Note to users. If you're seeing this message, it means that your browser cannot find this page's style/presentation instructions -- or possibly that you are using a browser that does not support current Web standards. Find out more about why this message is appearing, and what you can do to make your experience of our site the best it can be.


Sci. STKE, 1 February 2005
Vol. 2005, Issue 269, p. tw48
[DOI: 10.1126/stke.2692005tw48]

EDITORS' CHOICE

NEUROBIOLOGY How Not to Differentiate a Neuron
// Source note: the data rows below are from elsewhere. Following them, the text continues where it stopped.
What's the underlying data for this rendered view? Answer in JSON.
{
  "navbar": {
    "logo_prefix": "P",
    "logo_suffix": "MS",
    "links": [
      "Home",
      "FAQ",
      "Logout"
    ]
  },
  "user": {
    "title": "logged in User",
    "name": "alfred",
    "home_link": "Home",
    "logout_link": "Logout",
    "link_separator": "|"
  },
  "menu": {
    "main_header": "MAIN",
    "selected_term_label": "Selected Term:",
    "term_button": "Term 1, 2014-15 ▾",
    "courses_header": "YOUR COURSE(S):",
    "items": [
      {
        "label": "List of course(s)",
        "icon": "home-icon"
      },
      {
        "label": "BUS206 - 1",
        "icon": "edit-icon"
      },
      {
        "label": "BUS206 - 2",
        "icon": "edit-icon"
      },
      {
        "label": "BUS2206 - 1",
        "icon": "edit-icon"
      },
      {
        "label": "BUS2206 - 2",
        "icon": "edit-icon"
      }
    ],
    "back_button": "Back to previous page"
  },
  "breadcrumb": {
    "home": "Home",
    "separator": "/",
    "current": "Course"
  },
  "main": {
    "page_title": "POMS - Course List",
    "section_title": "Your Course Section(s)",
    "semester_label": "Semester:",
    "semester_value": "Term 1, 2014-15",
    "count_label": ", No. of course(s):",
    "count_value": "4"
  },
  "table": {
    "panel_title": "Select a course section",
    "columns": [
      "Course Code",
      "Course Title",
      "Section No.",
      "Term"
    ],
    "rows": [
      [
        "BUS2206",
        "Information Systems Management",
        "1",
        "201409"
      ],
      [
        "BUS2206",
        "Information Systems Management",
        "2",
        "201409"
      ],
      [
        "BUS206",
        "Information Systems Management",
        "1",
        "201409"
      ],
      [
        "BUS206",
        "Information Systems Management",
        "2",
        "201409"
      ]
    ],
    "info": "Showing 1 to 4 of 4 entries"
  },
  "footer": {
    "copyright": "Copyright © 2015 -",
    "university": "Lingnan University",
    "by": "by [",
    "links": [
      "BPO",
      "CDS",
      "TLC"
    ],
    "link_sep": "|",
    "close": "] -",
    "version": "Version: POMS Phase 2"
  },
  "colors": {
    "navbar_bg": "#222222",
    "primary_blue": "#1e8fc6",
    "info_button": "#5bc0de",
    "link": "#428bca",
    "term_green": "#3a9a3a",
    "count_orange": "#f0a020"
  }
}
What do neuronal precursor cells and non-neuronal cells have in common? Neither expresses the genes typical of differentiated neurons. Yeo et al. now show what else is in common: expression of certain SCP phosphatases. The SCP phosphatases serve to repress the expression of neuronal genes, perhaps stabilizing non-neuronal differentiation programs or keeping progenitor cells in check as they wait for their call to action. Inhibition of the SCP phosphatase activity increased neuronal differentiation. It appears that SCP phosphatase activity acts globally to silence neuronal genes in neuronal precursors and non-neuronal cells.

M. Yeo, S.-K. Lee, B. Lee, E. C. Ruiz, S. L. Pfaff, G. N. Gill, Small CTD phosphatases function in silencing neuronal gene expression. Science 307, 596-600 (2005). [Abstract] [Full Text]

Citation: How Not to Differentiate a Neuron. Sci. STKE 2005, tw48 (2005).



To Advertise     Find Products


Science Signaling. ISSN 1937-9145 (online), 1945-0877 (print). Pre-2008: Science's STKE. ISSN 1525-8882